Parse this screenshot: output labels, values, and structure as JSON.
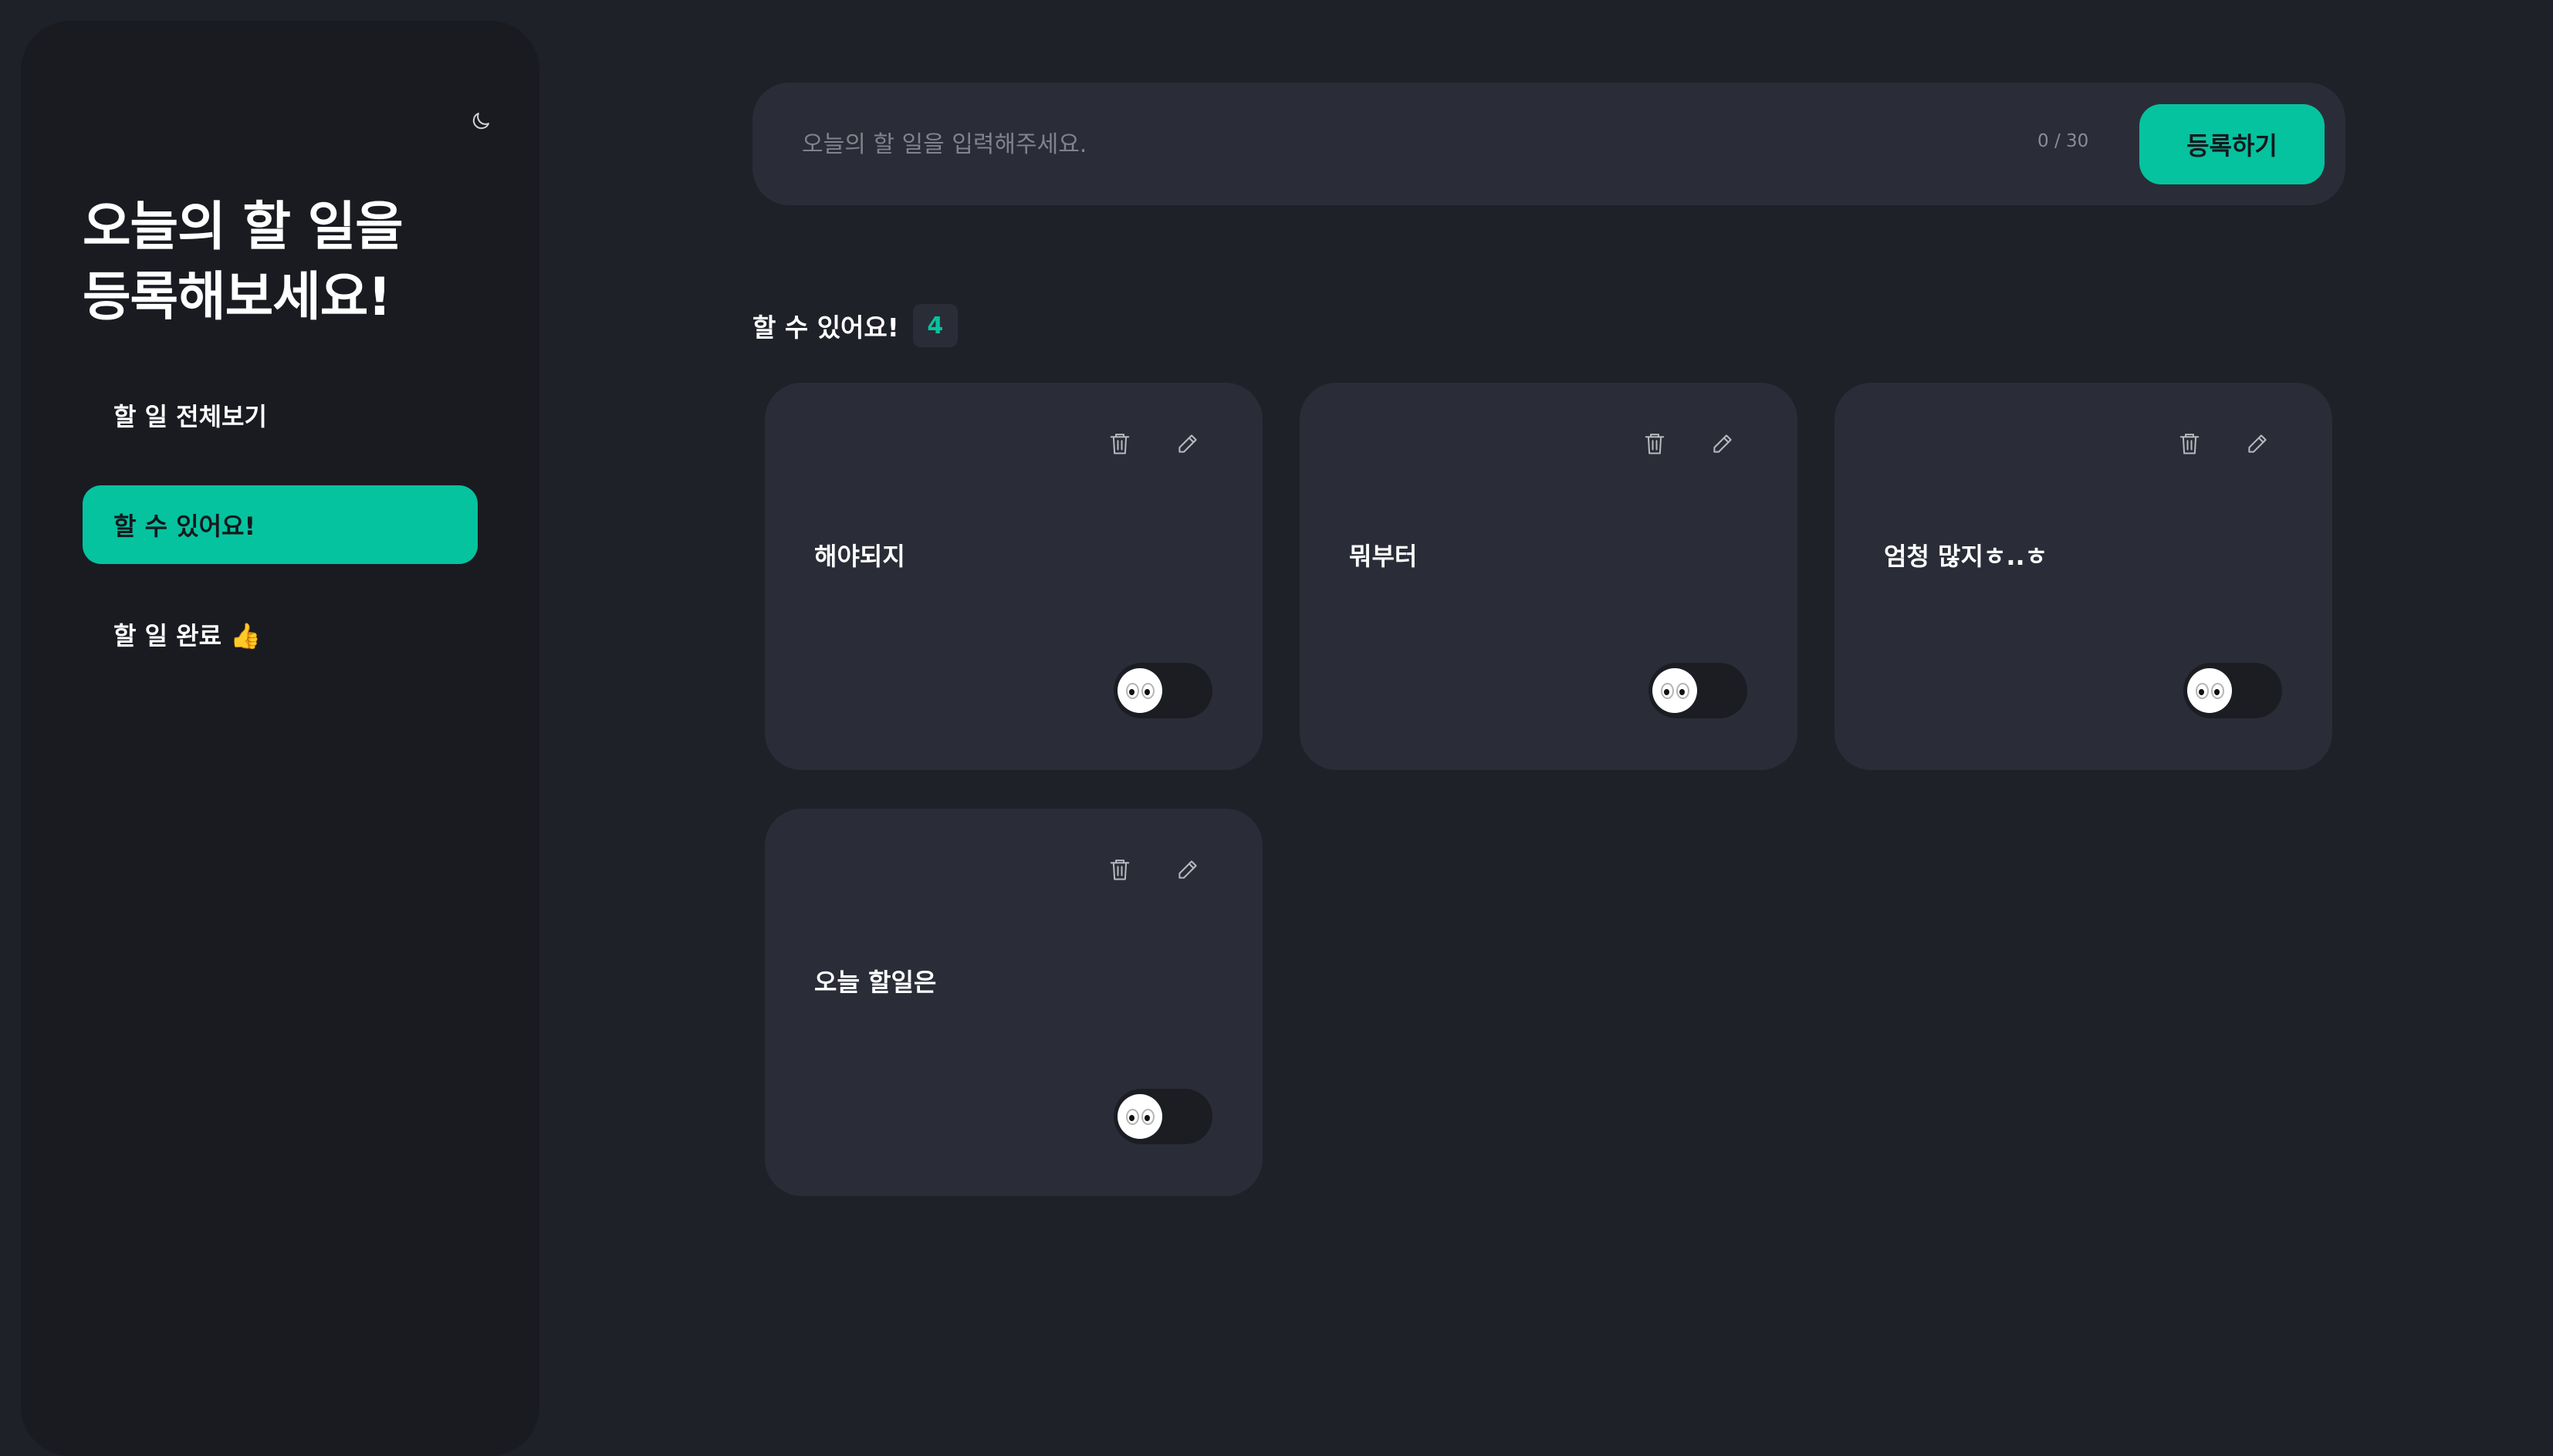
{
  "sidebar": {
    "title_line1": "오늘의 할 일을",
    "title_line2": "등록해보세요!",
    "theme_icon": "moon-icon",
    "nav": [
      {
        "label": "할 일 전체보기",
        "active": false
      },
      {
        "label": "할 수 있어요!",
        "active": true
      },
      {
        "label": "할 일 완료 👍",
        "active": false
      }
    ]
  },
  "input": {
    "placeholder": "오늘의 할 일을 입력해주세요.",
    "value": "",
    "counter": "0 / 30",
    "submit_label": "등록하기"
  },
  "section": {
    "title": "할 수 있어요!",
    "count": "4"
  },
  "todos": [
    {
      "text": "해야되지",
      "done": false
    },
    {
      "text": "뭐부터",
      "done": false
    },
    {
      "text": "엄청 많지ㅎ..ㅎ",
      "done": false
    },
    {
      "text": "오늘 할일은",
      "done": false
    }
  ],
  "colors": {
    "accent": "#05c39f",
    "background": "#1f2129",
    "sidebar": "#191b21",
    "card": "#2a2d37"
  },
  "icons": {
    "delete": "trash-icon",
    "edit": "pencil-icon",
    "toggle_knob": "eyes-icon"
  }
}
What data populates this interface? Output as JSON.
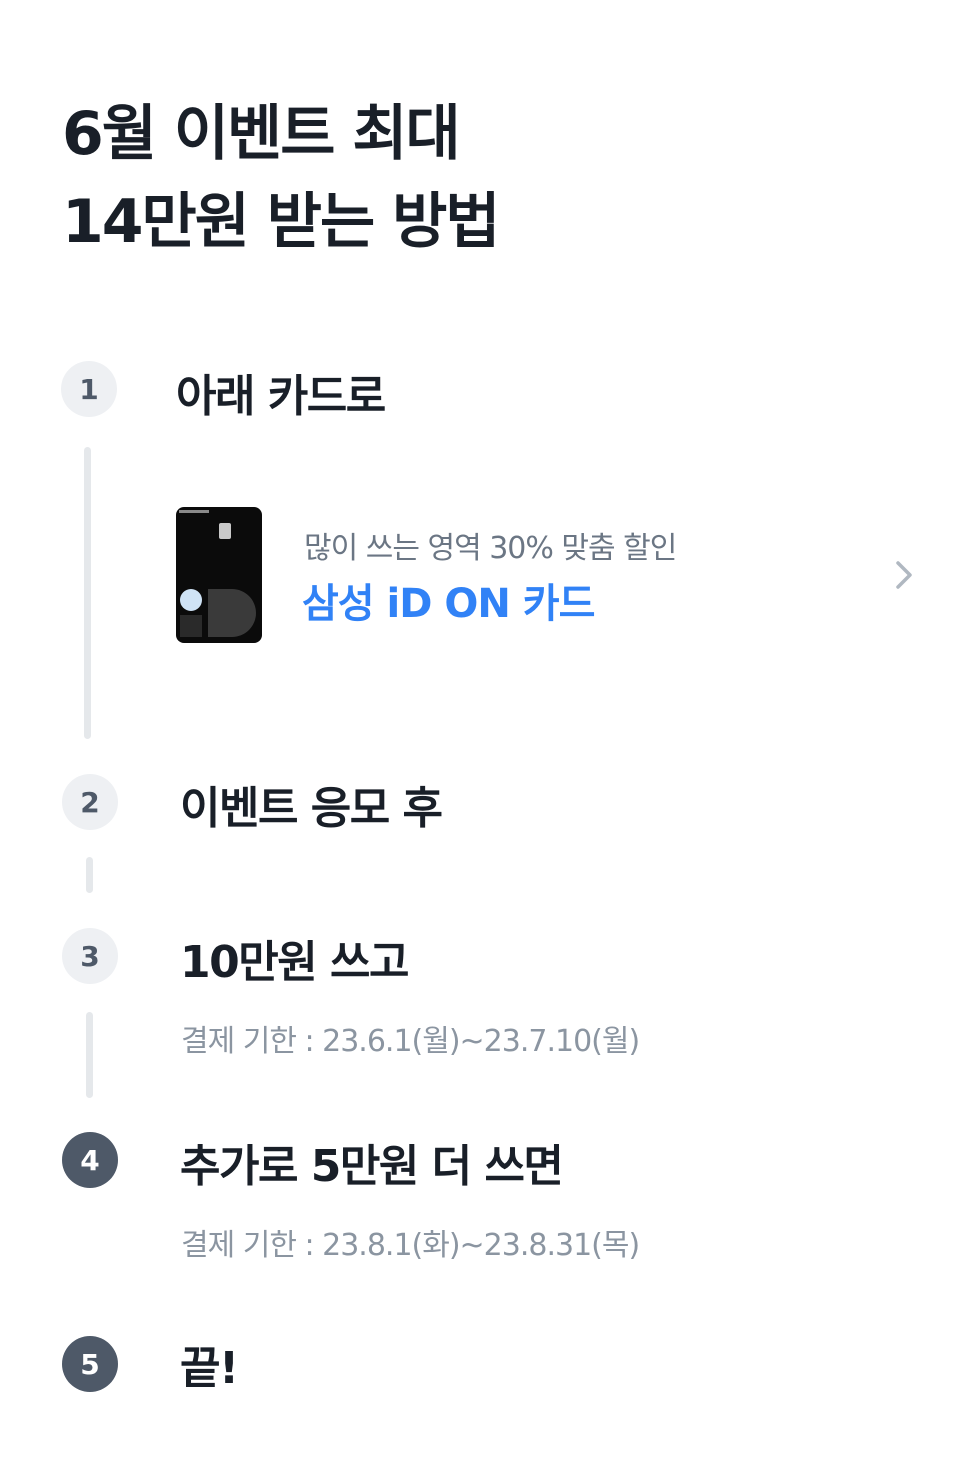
{
  "title": {
    "line1": "6월 이벤트 최대",
    "line2": "14만원 받는 방법"
  },
  "steps": [
    {
      "number": "1",
      "label": "아래 카드로",
      "note": ""
    },
    {
      "number": "2",
      "label": "이벤트 응모 후",
      "note": ""
    },
    {
      "number": "3",
      "label": "10만원 쓰고",
      "note": "결제 기한 : 23.6.1(월)~23.7.10(월)"
    },
    {
      "number": "4",
      "label": "추가로 5만원 더 쓰면",
      "note": "결제 기한 : 23.8.1(화)~23.8.31(목)"
    },
    {
      "number": "5",
      "label": "끝!",
      "note": ""
    }
  ],
  "card": {
    "subtitle": "많이 쓰는 영역 30% 맞춤 할인",
    "name": "삼성 iD ON 카드",
    "icon": "chevron-right-icon"
  },
  "colors": {
    "accent": "#3182f6",
    "active_step": "#4e5968",
    "inactive_step": "#eef0f3",
    "line": "#e5e8eb"
  }
}
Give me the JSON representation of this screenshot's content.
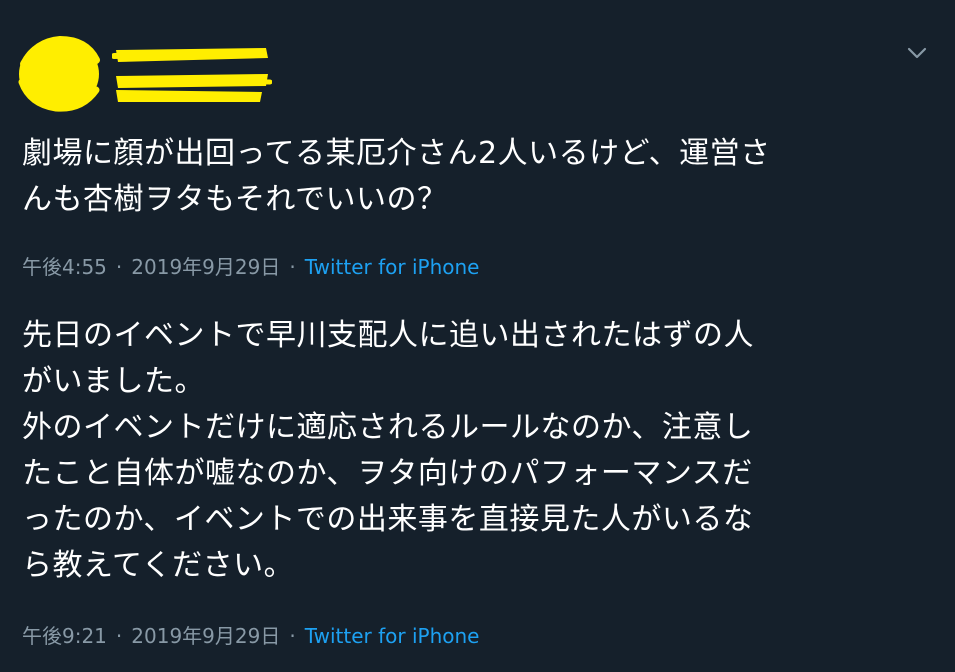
{
  "tweet1": {
    "text_lines": [
      "劇場に顔が出回ってる某厄介さん2人いるけど、運営さ",
      "んも杏樹ヲタもそれでいいの？"
    ],
    "time": "午後4:55",
    "date": "2019年9月29日",
    "separator": "·",
    "source": "Twitter for iPhone"
  },
  "tweet2": {
    "text_lines": [
      "先日のイベントで早川支配人に追い出されたはずの人",
      "がいました。",
      "外のイベントだけに適応されるルールなのか、注意し",
      "たこと自体が嘘なのか、ヲタ向けのパフォーマンスだ",
      "ったのか、イベントでの出来事を直接見た人がいるな",
      "ら教えてください。"
    ],
    "time": "午後9:21",
    "date": "2019年9月29日",
    "separator": "·",
    "source": "Twitter for iPhone"
  },
  "colors": {
    "background": "#15202b",
    "text": "#ffffff",
    "meta": "#8899a6",
    "link": "#1da1f2",
    "redaction": "#ffee00"
  },
  "icons": {
    "avatar": "redacted-avatar",
    "caret": "chevron-down-icon"
  }
}
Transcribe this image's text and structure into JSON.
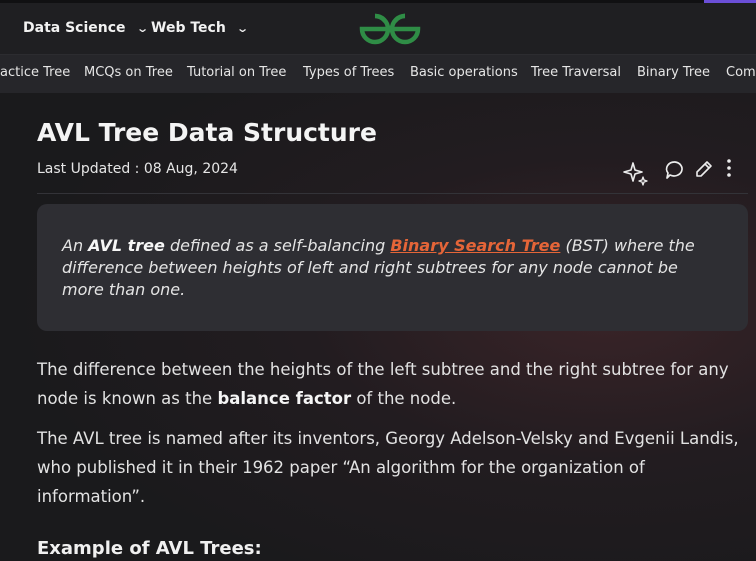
{
  "nav": {
    "items": [
      "Data Science",
      "Web Tech"
    ]
  },
  "colors": {
    "brand_green": "#2f8d46",
    "link": "#e56538",
    "accent_purple": "#6b4fd8"
  },
  "subnav": {
    "items": [
      "actice Tree",
      "MCQs on Tree",
      "Tutorial on Tree",
      "Types of Trees",
      "Basic operations",
      "Tree Traversal",
      "Binary Tree",
      "Com"
    ]
  },
  "article": {
    "title": "AVL Tree Data Structure",
    "last_updated": "Last Updated : 08 Aug, 2024",
    "toolbar_icons": [
      "sparkle-icon",
      "comment-icon",
      "edit-icon",
      "more-vertical-icon"
    ],
    "quote": {
      "t1": "An ",
      "b1": "AVL tree",
      "t2": " defined as a self-balancing ",
      "link": "Binary Search Tree",
      "t3": " (BST) where the difference between heights of left and right subtrees for any node cannot be more than one."
    },
    "para1": {
      "t1": "The difference between the heights of the left subtree and the right subtree for any node is known as the ",
      "b1": "balance factor",
      "t2": " of the node."
    },
    "para2": "The AVL tree is named after its inventors, Georgy Adelson-Velsky and Evgenii Landis, who published it in their 1962 paper “An algorithm for the organization of information”.",
    "heading": "Example of AVL Trees:"
  }
}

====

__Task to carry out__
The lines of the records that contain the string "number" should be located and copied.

__Response area__
      "number": "1",
      "number": "2",
      "number": "3",
      "number": "4",
      "number": "5",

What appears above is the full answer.